[Input records Boundary: Start]

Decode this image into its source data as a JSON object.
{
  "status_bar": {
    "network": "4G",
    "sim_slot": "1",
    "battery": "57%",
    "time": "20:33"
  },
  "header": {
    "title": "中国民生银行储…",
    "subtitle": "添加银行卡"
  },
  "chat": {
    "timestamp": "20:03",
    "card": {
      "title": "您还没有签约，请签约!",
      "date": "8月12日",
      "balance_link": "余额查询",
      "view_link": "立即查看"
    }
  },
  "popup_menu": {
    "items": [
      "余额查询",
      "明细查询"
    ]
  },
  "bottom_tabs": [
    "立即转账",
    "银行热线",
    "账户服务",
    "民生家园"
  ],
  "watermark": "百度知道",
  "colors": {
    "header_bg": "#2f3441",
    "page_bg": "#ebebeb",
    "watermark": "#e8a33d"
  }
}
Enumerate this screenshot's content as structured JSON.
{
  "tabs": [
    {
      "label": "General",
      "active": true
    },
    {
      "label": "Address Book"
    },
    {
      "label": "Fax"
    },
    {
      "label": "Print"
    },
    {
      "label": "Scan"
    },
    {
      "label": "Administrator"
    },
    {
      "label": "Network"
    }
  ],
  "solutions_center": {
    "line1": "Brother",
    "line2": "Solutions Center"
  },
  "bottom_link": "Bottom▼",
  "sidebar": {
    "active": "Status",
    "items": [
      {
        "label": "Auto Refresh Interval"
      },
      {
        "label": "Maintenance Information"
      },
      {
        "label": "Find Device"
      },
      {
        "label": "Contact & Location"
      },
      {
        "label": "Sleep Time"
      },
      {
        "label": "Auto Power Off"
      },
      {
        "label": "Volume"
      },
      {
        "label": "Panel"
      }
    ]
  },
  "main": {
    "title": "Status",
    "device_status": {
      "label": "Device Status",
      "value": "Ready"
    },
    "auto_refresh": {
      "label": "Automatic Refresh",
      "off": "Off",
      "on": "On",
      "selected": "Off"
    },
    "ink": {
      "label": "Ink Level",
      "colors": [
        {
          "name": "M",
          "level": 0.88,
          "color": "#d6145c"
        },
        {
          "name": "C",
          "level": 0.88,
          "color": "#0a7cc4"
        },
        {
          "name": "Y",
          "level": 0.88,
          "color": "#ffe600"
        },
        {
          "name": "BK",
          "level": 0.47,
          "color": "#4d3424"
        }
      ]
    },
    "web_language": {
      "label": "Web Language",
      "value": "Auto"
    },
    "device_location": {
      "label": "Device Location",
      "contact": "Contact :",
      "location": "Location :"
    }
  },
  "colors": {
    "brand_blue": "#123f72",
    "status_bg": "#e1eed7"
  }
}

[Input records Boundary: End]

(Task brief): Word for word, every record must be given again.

(Task solution):
Decode this image into its source data as a JSON object.
{
  "status_bar": {
    "network": "4G",
    "sim_slot": "1",
    "battery": "57%",
    "time": "20:33"
  },
  "header": {
    "title": "中国民生银行储…",
    "subtitle": "添加银行卡"
  },
  "chat": {
    "timestamp": "20:03",
    "card": {
      "title": "您还没有签约，请签约!",
      "date": "8月12日",
      "balance_link": "余额查询",
      "view_link": "立即查看"
    }
  },
  "popup_menu": {
    "items": [
      "余额查询",
      "明细查询"
    ]
  },
  "bottom_tabs": [
    "立即转账",
    "银行热线",
    "账户服务",
    "民生家园"
  ],
  "watermark": "百度知道",
  "colors": {
    "header_bg": "#2f3441",
    "page_bg": "#ebebeb",
    "watermark": "#e8a33d"
  }
}
Enumerate this screenshot's content as structured JSON.
{
  "tabs": [
    {
      "label": "General",
      "active": true
    },
    {
      "label": "Address Book"
    },
    {
      "label": "Fax"
    },
    {
      "label": "Print"
    },
    {
      "label": "Scan"
    },
    {
      "label": "Administrator"
    },
    {
      "label": "Network"
    }
  ],
  "solutions_center": {
    "line1": "Brother",
    "line2": "Solutions Center"
  },
  "bottom_link": "Bottom▼",
  "sidebar": {
    "active": "Status",
    "items": [
      {
        "label": "Auto Refresh Interval"
      },
      {
        "label": "Maintenance Information"
      },
      {
        "label": "Find Device"
      },
      {
        "label": "Contact & Location"
      },
      {
        "label": "Sleep Time"
      },
      {
        "label": "Auto Power Off"
      },
      {
        "label": "Volume"
      },
      {
        "label": "Panel"
      }
    ]
  },
  "main": {
    "title": "Status",
    "device_status": {
      "label": "Device Status",
      "value": "Ready"
    },
    "auto_refresh": {
      "label": "Automatic Refresh",
      "off": "Off",
      "on": "On",
      "selected": "Off"
    },
    "ink": {
      "label": "Ink Level",
      "colors": [
        {
          "name": "M",
          "level": 0.88,
          "color": "#d6145c"
        },
        {
          "name": "C",
          "level": 0.88,
          "color": "#0a7cc4"
        },
        {
          "name": "Y",
          "level": 0.88,
          "color": "#ffe600"
        },
        {
          "name": "BK",
          "level": 0.47,
          "color": "#4d3424"
        }
      ]
    },
    "web_language": {
      "label": "Web Language",
      "value": "Auto"
    },
    "device_location": {
      "label": "Device Location",
      "contact": "Contact :",
      "location": "Location :"
    }
  },
  "colors": {
    "brand_blue": "#123f72",
    "status_bg": "#e1eed7"
  }
}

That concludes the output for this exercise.